By Greg Logan, Newsday
NEW ORLEANS–Has there ever been a more magical run to the NCAA national championship game than the one Butler made last season when it went home to Indiana for the Final Four?
Gordon Hayward’s half-court shot at the buzzer seemed destined to beat Duke until it caromed off glass and the front of the rim, taking the fairy-tale finish with it. With Hayward in the NBA this season and defensive specialist Willie Veazley having graduated, it seemed there was no possibility of “Hoosiers II.”
Oh, the Bulldogs gave a good account of themselves in an early-season rematch against Duke at the Meadowlands, but that was a pale imitation of the title game.
What followed was a season-long struggle for Butler just to survive Horizon League play and qualify for the tournament.
But after last-second wins against Old Dominion and Big East champion Pittsburgh, the lightning is back in the bottle for Butler.
Matt Howard and Shelvin Mack have stepped into the lead roles to rekindle the fire of belief that these Bulldogs (25-9) are good enough to overcome Wisconsin (25-8) of the Big Ten in the Southeast Regional semifinals tonight to get within one victory of the Final Four.
“Getting to the tournament is really hard and, I mean, we got to the Sweet 16 this year because we had the ball last in two games,” Butler coach Brad Stevens said yesterday. “Otherwise, we’re done in the first round. So getting to the Final Four–we recognize how fortunate we were to have been in that situation. It’s almost fairy tale-type stuff.”
Without a doubt, Butler’s presence in the Sweet 16 is a far greater surprise this season than it was a year ago. Back then, the Bulldogs were viewed as the most likely of the mid-majors to succeed. But they lost four of their first eight games this season and had a midseason stretch where they lost four of five, getting knocked off by the likes of Wright State, Wisconsin-Milwaukee, Valparaiso and Youngstown State. Not exactly Murderer’s Row.
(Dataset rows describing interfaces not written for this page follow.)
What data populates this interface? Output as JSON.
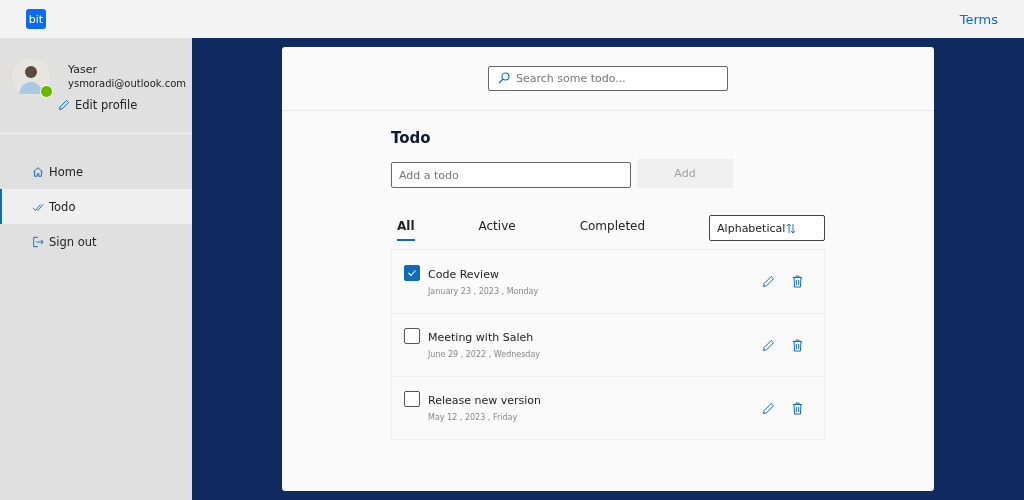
{
  "header": {
    "logo": "bit",
    "link": "Terms"
  },
  "profile": {
    "name": "Yaser",
    "email": "ysmoradi@outlook.com",
    "online": true,
    "edit_label": "Edit profile"
  },
  "nav": [
    {
      "label": "Home",
      "kind": "home",
      "selected": false
    },
    {
      "label": "Todo",
      "kind": "todo",
      "selected": true
    },
    {
      "label": "Sign out",
      "kind": "signout",
      "selected": false
    }
  ],
  "search": {
    "placeholder": "Search some todo..."
  },
  "title": "Todo",
  "add": {
    "placeholder": "Add a todo",
    "button": "Add",
    "disabled": true
  },
  "tabs": [
    {
      "label": "All",
      "selected": true
    },
    {
      "label": "Active",
      "selected": false
    },
    {
      "label": "Completed",
      "selected": false
    }
  ],
  "sort": {
    "value": "Alphabetical"
  },
  "todos": [
    {
      "title": "Code Review",
      "date": "January 23 , 2023 , Monday",
      "checked": true
    },
    {
      "title": "Meeting with Saleh",
      "date": "June 29 , 2022 , Wednesday",
      "checked": false
    },
    {
      "title": "Release new version",
      "date": "May 12 , 2023 , Friday",
      "checked": false
    }
  ]
}
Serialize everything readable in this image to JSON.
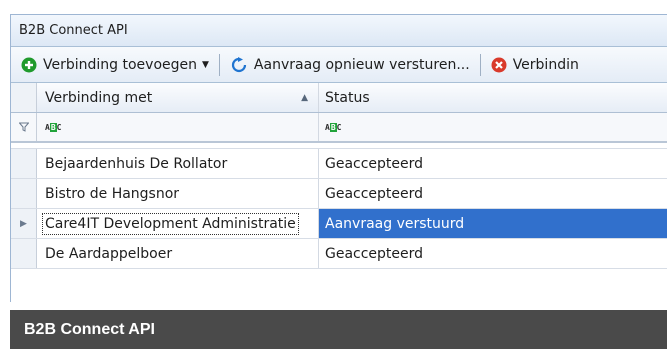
{
  "window": {
    "title": "B2B Connect API"
  },
  "toolbar": {
    "add_label": "Verbinding toevoegen",
    "resend_label": "Aanvraag opnieuw versturen...",
    "delete_label": "Verbindin"
  },
  "table": {
    "columns": [
      "Verbinding met",
      "Status"
    ],
    "filter_hint": "ABC",
    "rows": [
      {
        "name": "Bejaardenhuis De Rollator",
        "status": "Geaccepteerd"
      },
      {
        "name": "Bistro de Hangsnor",
        "status": "Geaccepteerd"
      },
      {
        "name": "Care4IT Development Administratie",
        "status": "Aanvraag verstuurd"
      },
      {
        "name": "De Aardappelboer",
        "status": "Geaccepteerd"
      }
    ],
    "selected_index": 2
  },
  "footer": {
    "caption": "B2B Connect API"
  },
  "colors": {
    "selection": "#3170cc",
    "add_icon": "#1f9a2c",
    "delete_icon": "#d93a2b",
    "refresh_icon": "#1f74d0"
  },
  "icons": {
    "add": "plus-circle-icon",
    "resend": "refresh-icon",
    "delete": "x-circle-icon",
    "filter": "filter-icon",
    "sort": "sort-ascending-icon"
  }
}
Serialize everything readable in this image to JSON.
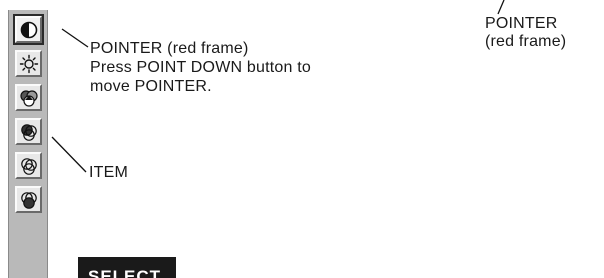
{
  "callouts": {
    "pointer_main": "POINTER (red frame)",
    "pointer_instruction_line1": "Press POINT DOWN button to",
    "pointer_instruction_line2": "move POINTER.",
    "item": "ITEM",
    "pointer_top_line1": "POINTER",
    "pointer_top_line2": "(red frame)"
  },
  "menu": {
    "items": [
      {
        "icon": "contrast-icon",
        "selected": true
      },
      {
        "icon": "brightness-icon",
        "selected": false
      },
      {
        "icon": "color-balance-icon",
        "selected": false
      },
      {
        "icon": "color-red-icon",
        "selected": false
      },
      {
        "icon": "color-green-icon",
        "selected": false
      },
      {
        "icon": "color-blue-icon",
        "selected": false
      }
    ],
    "select_label": "SELECT"
  }
}
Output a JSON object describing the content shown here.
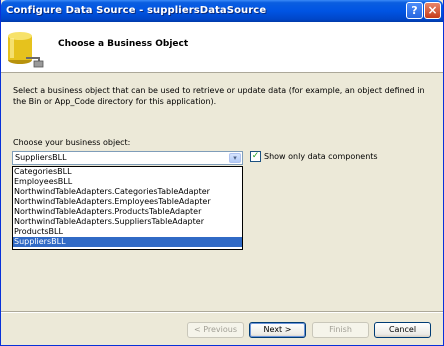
{
  "window": {
    "title": "Configure Data Source - suppliersDataSource",
    "help_icon": "?",
    "close_icon": "×"
  },
  "header": {
    "title": "Choose a Business Object"
  },
  "description": "Select a business object that can be used to retrieve or update data (for example, an object defined in the Bin or App_Code directory for this application).",
  "business_object": {
    "label": "Choose your business object:",
    "selected": "SuppliersBLL",
    "dropdown_icon": "▾",
    "options": [
      "CategoriesBLL",
      "EmployeesBLL",
      "NorthwindTableAdapters.CategoriesTableAdapter",
      "NorthwindTableAdapters.EmployeesTableAdapter",
      "NorthwindTableAdapters.ProductsTableAdapter",
      "NorthwindTableAdapters.SuppliersTableAdapter",
      "ProductsBLL",
      "SuppliersBLL"
    ],
    "highlighted_index": 7
  },
  "filter": {
    "label": "Show only data components",
    "checked": true,
    "check_glyph": "✓"
  },
  "buttons": {
    "previous": "< Previous",
    "next": "Next >",
    "finish": "Finish",
    "cancel": "Cancel"
  },
  "colors": {
    "title_bar": "#0054e3",
    "selection": "#316ac5",
    "dialog_bg": "#ece9d8"
  }
}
It wasn’t easy being the “name” team with a target on your jersey. Butler was accustomed to that treatment within the confines of the Horizon League, but Stevens admitted, “As much as everybody can tell you about what it’s going to be like coming off a national championship game, it doesn’t do it justice until you live it. And I think we certainly lived through some of those things. This is as proud of a team as I’ve ever been for handling basketball adversity.”
Coach Bo Ryan’s Badgers, one of two teams to defeat No. 1 Ohio State this season, present another challenge if only because they are equally well-schooled in the fundamentals as the Bulldogs. No team in the country maximizes each possession like Wisconsin, which is fourth-ranked in defense, first in free-throw percentage and first in fewest turnovers.
Forward Jon Leuer and point guard Jordan Taylor are first-team All-Big Ten and both are Wooden Award candidates for player of the year. Stevens said Taylor, in particular, “makes them a national title contender.”
But the truth is that last year wasn’t Butler’s first time at the ball. This is the Bulldogs’ fourth trip to the Sweet 16 since 2003.
While others are talking of fitting them for a glass slipper again, Stevens said, “We never talk about how it’ll be a big surprise if it happens. We talk about: ‘Here’s what we need to do.’
“The Cinderella tag has been placed on us. Just like the ‘Hoosiers’ talk last year, we’ll gladly take it. It’s not a bad thing to be the underdog.”